(Dataset rows for apps and sites)
Content starts

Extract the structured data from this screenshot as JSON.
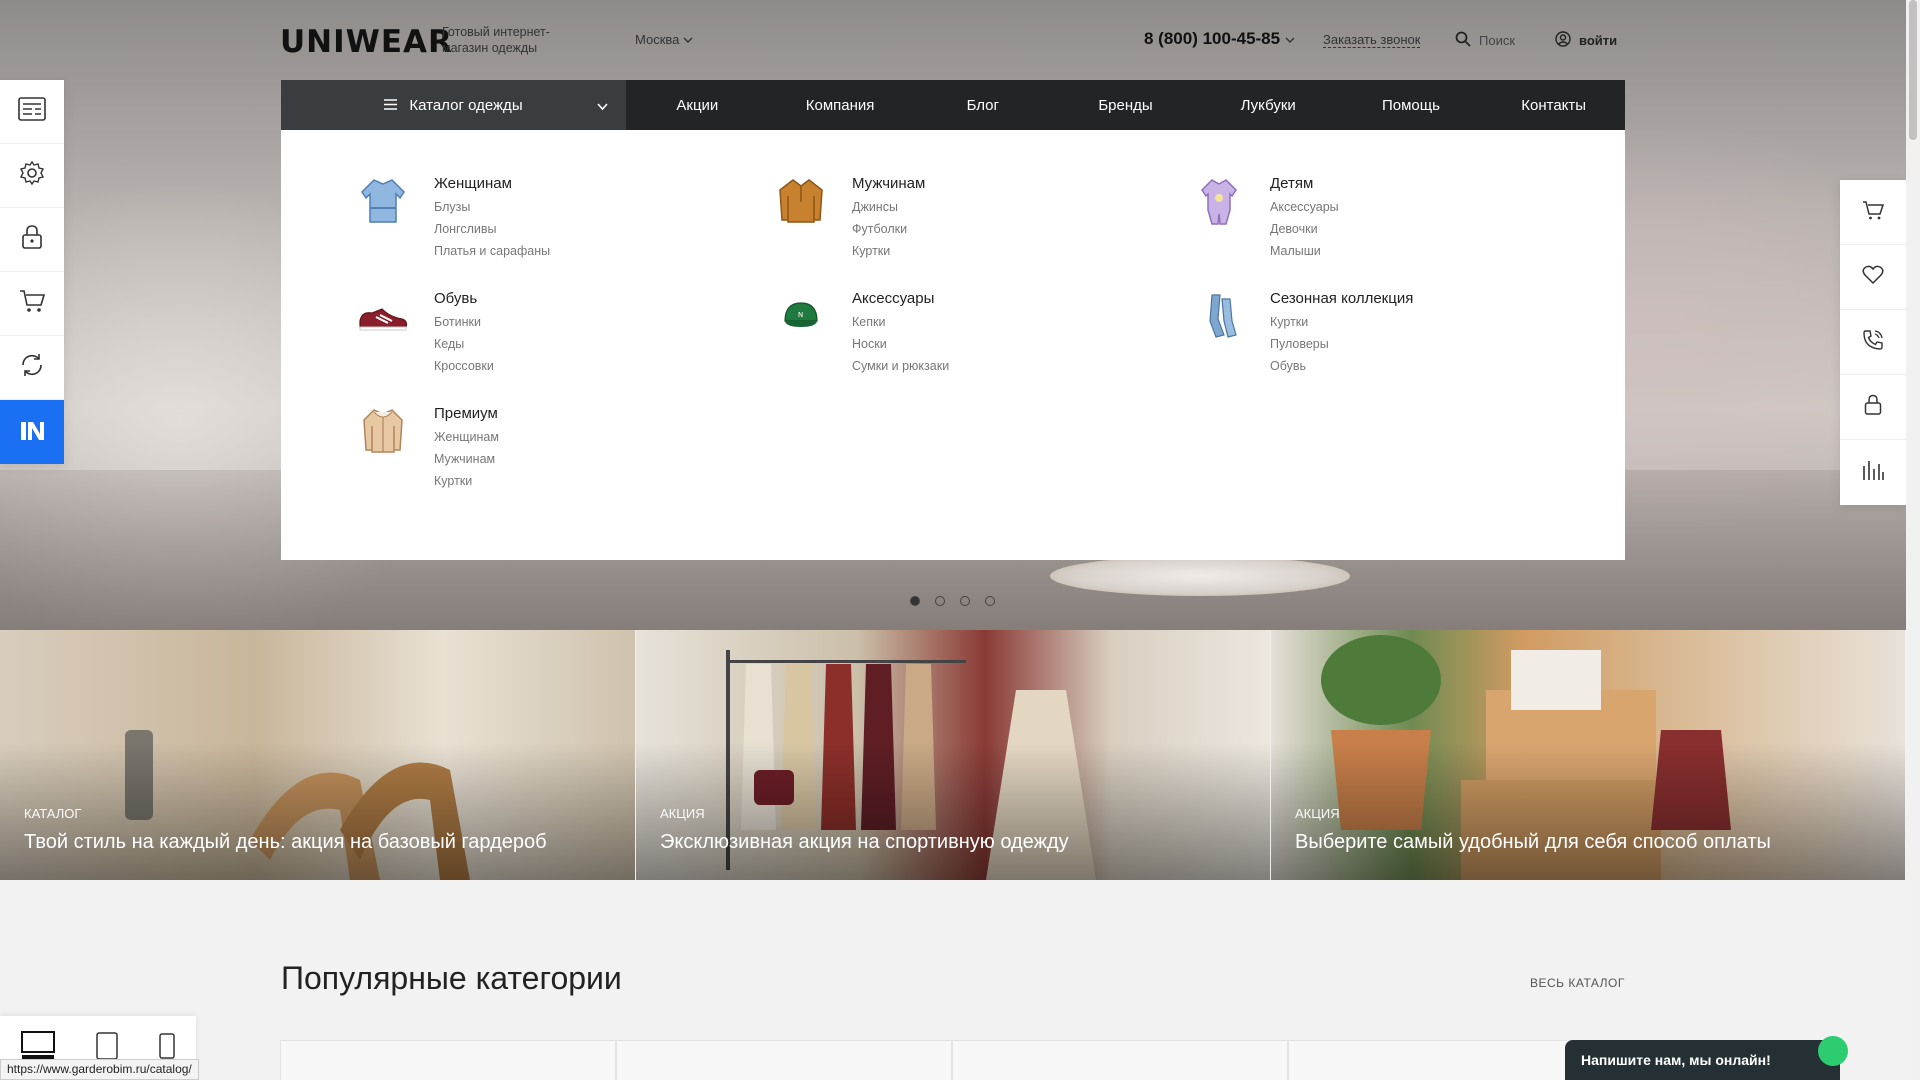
{
  "header": {
    "logo": "UNIWEAR",
    "tagline": "Готовый интернет-магазин одежды",
    "city": "Москва",
    "phone": "8 (800) 100-45-85",
    "callback": "Заказать звонок",
    "search": "Поиск",
    "login": "войти"
  },
  "nav": {
    "catalog": "Каталог одежды",
    "items": [
      "Акции",
      "Компания",
      "Блог",
      "Бренды",
      "Лукбуки",
      "Помощь",
      "Контакты"
    ]
  },
  "dropdown": {
    "categories": [
      {
        "title": "Женщинам",
        "icon": "blouse-icon",
        "subs": [
          "Блузы",
          "Лонгсливы",
          "Платья и сарафаны"
        ]
      },
      {
        "title": "Мужчинам",
        "icon": "sweater-icon",
        "subs": [
          "Джинсы",
          "Футболки",
          "Куртки"
        ]
      },
      {
        "title": "Детям",
        "icon": "baby-romper-icon",
        "subs": [
          "Аксессуары",
          "Девочки",
          "Малыши"
        ]
      },
      {
        "title": "Обувь",
        "icon": "sneaker-icon",
        "subs": [
          "Ботинки",
          "Кеды",
          "Кроссовки"
        ]
      },
      {
        "title": "Аксессуары",
        "icon": "cap-icon",
        "subs": [
          "Кепки",
          "Носки",
          "Сумки и рюкзаки"
        ]
      },
      {
        "title": "Сезонная коллекция",
        "icon": "scarf-icon",
        "subs": [
          "Куртки",
          "Пуловеры",
          "Обувь"
        ]
      },
      {
        "title": "Премиум",
        "icon": "jacket-icon",
        "subs": [
          "Женщинам",
          "Мужчинам",
          "Куртки"
        ]
      }
    ]
  },
  "promos": [
    {
      "tag": "КАТАЛОГ",
      "title": "Твой стиль на каждый день: акция на базовый гардероб"
    },
    {
      "tag": "АКЦИЯ",
      "title": "Эксклюзивная акция на спортивную одежду"
    },
    {
      "tag": "АКЦИЯ",
      "title": "Выберите самый удобный для себя способ оплаты"
    }
  ],
  "popular": {
    "title": "Популярные категории",
    "all_link": "ВЕСЬ КАТАЛОГ"
  },
  "chat": {
    "label": "Напишите нам, мы онлайн!"
  },
  "status_url": "https://www.garderobim.ru/catalog/",
  "slider": {
    "total": 4,
    "active": 1
  },
  "colors": {
    "accent": "#1a6ff2",
    "nav_bg": "#222426",
    "catalog_bg": "#3a3d40",
    "chat_bg": "#253034"
  }
}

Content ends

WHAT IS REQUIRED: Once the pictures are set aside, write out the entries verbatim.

SOLUTION:
Extract the structured data from this screenshot as JSON.
{
  "header": {
    "logo": "UNIWEAR",
    "tagline": "Готовый интернет-магазин одежды",
    "city": "Москва",
    "phone": "8 (800) 100-45-85",
    "callback": "Заказать звонок",
    "search": "Поиск",
    "login": "войти"
  },
  "nav": {
    "catalog": "Каталог одежды",
    "items": [
      "Акции",
      "Компания",
      "Блог",
      "Бренды",
      "Лукбуки",
      "Помощь",
      "Контакты"
    ]
  },
  "dropdown": {
    "categories": [
      {
        "title": "Женщинам",
        "icon": "blouse-icon",
        "subs": [
          "Блузы",
          "Лонгсливы",
          "Платья и сарафаны"
        ]
      },
      {
        "title": "Мужчинам",
        "icon": "sweater-icon",
        "subs": [
          "Джинсы",
          "Футболки",
          "Куртки"
        ]
      },
      {
        "title": "Детям",
        "icon": "baby-romper-icon",
        "subs": [
          "Аксессуары",
          "Девочки",
          "Малыши"
        ]
      },
      {
        "title": "Обувь",
        "icon": "sneaker-icon",
        "subs": [
          "Ботинки",
          "Кеды",
          "Кроссовки"
        ]
      },
      {
        "title": "Аксессуары",
        "icon": "cap-icon",
        "subs": [
          "Кепки",
          "Носки",
          "Сумки и рюкзаки"
        ]
      },
      {
        "title": "Сезонная коллекция",
        "icon": "scarf-icon",
        "subs": [
          "Куртки",
          "Пуловеры",
          "Обувь"
        ]
      },
      {
        "title": "Премиум",
        "icon": "jacket-icon",
        "subs": [
          "Женщинам",
          "Мужчинам",
          "Куртки"
        ]
      }
    ]
  },
  "promos": [
    {
      "tag": "КАТАЛОГ",
      "title": "Твой стиль на каждый день: акция на базовый гардероб"
    },
    {
      "tag": "АКЦИЯ",
      "title": "Эксклюзивная акция на спортивную одежду"
    },
    {
      "tag": "АКЦИЯ",
      "title": "Выберите самый удобный для себя способ оплаты"
    }
  ],
  "popular": {
    "title": "Популярные категории",
    "all_link": "ВЕСЬ КАТАЛОГ"
  },
  "chat": {
    "label": "Напишите нам, мы онлайн!"
  },
  "status_url": "https://www.garderobim.ru/catalog/",
  "slider": {
    "total": 4,
    "active": 1
  },
  "colors": {
    "accent": "#1a6ff2",
    "nav_bg": "#222426",
    "catalog_bg": "#3a3d40",
    "chat_bg": "#253034"
  }
}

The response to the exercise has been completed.